**WORK INSTRUCTION:**
Word for word, copy all the data and drop the pictures.

**PROVIDED DATA:**
Content starts

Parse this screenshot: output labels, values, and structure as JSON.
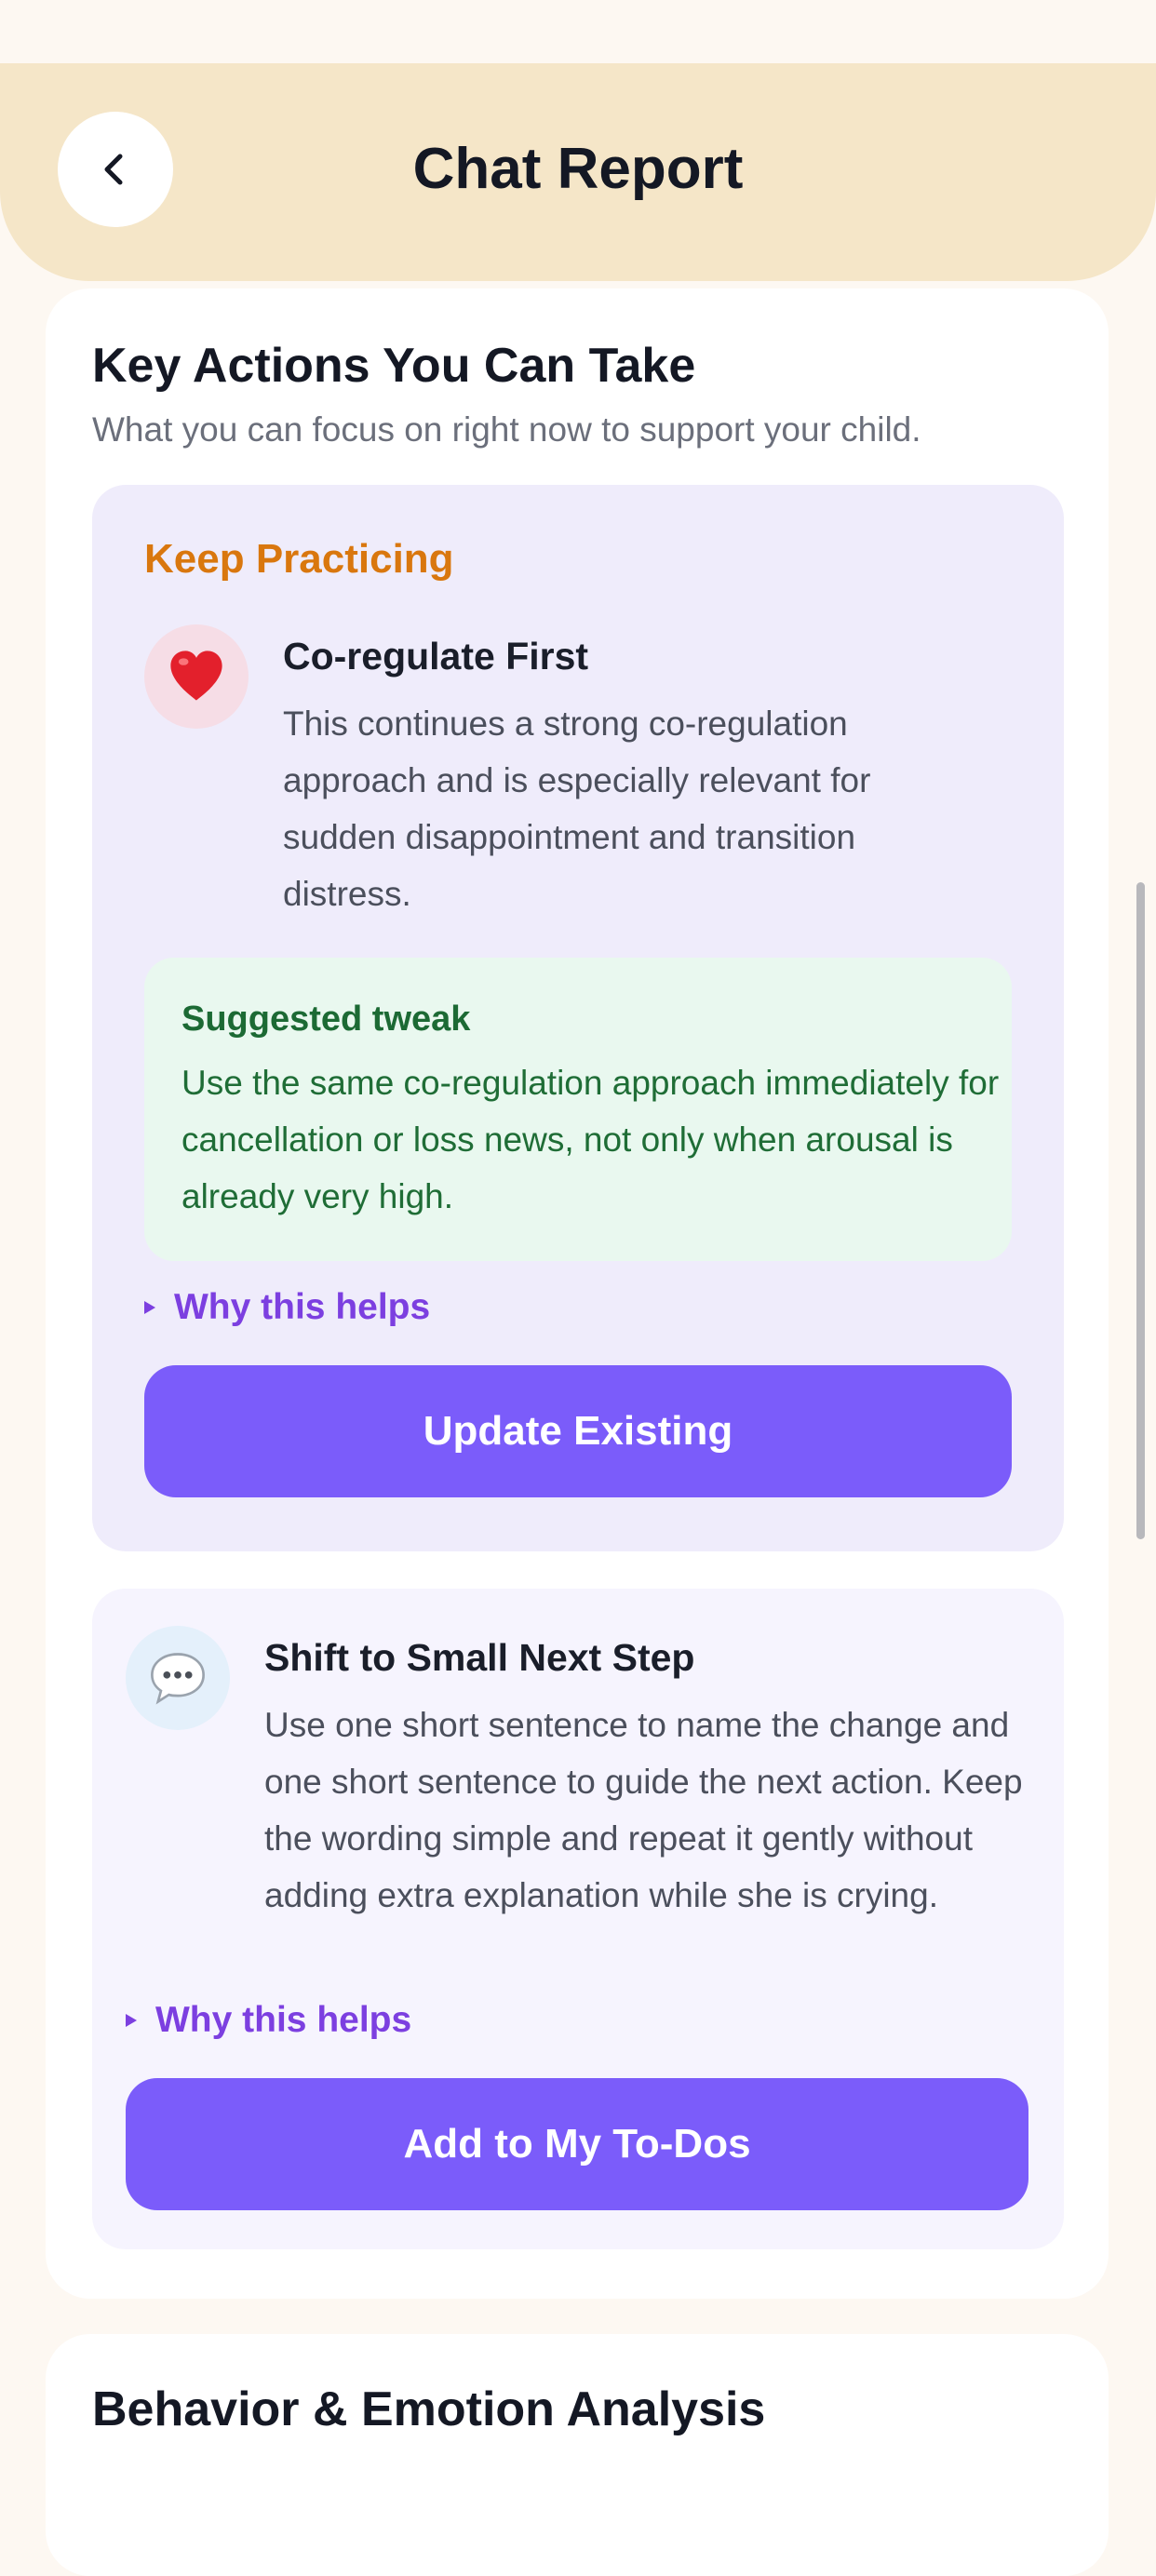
{
  "header": {
    "title": "Chat Report",
    "back_icon": "chevron-left-icon"
  },
  "key_actions": {
    "title": "Key Actions You Can Take",
    "subtitle": "What you can focus on right now to support your child.",
    "items": [
      {
        "tag": "Keep Practicing",
        "icon": "heart-icon",
        "title": "Co-regulate First",
        "body": "This continues a strong co-regulation approach and is especially relevant for sudden disappointment and transition distress.",
        "tweak_title": "Suggested tweak",
        "tweak_body": "Use the same co-regulation approach immediately for cancellation or loss news, not only when arousal is already very high.",
        "why_label": "Why this helps",
        "button_label": "Update Existing"
      },
      {
        "icon": "speech-bubble-icon",
        "title": "Shift to Small Next Step",
        "body": "Use one short sentence to name the change and one short sentence to guide the next action. Keep the wording simple and repeat it gently without adding extra explanation while she is crying.",
        "why_label": "Why this helps",
        "button_label": "Add to My To-Dos"
      }
    ]
  },
  "behavior_section": {
    "title": "Behavior & Emotion Analysis"
  },
  "colors": {
    "header_bg": "#f5e6c8",
    "accent_purple": "#7b5cfa",
    "tag_orange": "#d9770e",
    "tweak_green": "#1c6a34"
  }
}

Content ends

**ANSWER FOR THIS EXERCISE:**
Parse this screenshot: output labels, values, and structure as JSON.
{
  "header": {
    "title": "Chat Report",
    "back_icon": "chevron-left-icon"
  },
  "key_actions": {
    "title": "Key Actions You Can Take",
    "subtitle": "What you can focus on right now to support your child.",
    "items": [
      {
        "tag": "Keep Practicing",
        "icon": "heart-icon",
        "title": "Co-regulate First",
        "body": "This continues a strong co-regulation approach and is especially relevant for sudden disappointment and transition distress.",
        "tweak_title": "Suggested tweak",
        "tweak_body": "Use the same co-regulation approach immediately for cancellation or loss news, not only when arousal is already very high.",
        "why_label": "Why this helps",
        "button_label": "Update Existing"
      },
      {
        "icon": "speech-bubble-icon",
        "title": "Shift to Small Next Step",
        "body": "Use one short sentence to name the change and one short sentence to guide the next action. Keep the wording simple and repeat it gently without adding extra explanation while she is crying.",
        "why_label": "Why this helps",
        "button_label": "Add to My To-Dos"
      }
    ]
  },
  "behavior_section": {
    "title": "Behavior & Emotion Analysis"
  },
  "colors": {
    "header_bg": "#f5e6c8",
    "accent_purple": "#7b5cfa",
    "tag_orange": "#d9770e",
    "tweak_green": "#1c6a34"
  }
}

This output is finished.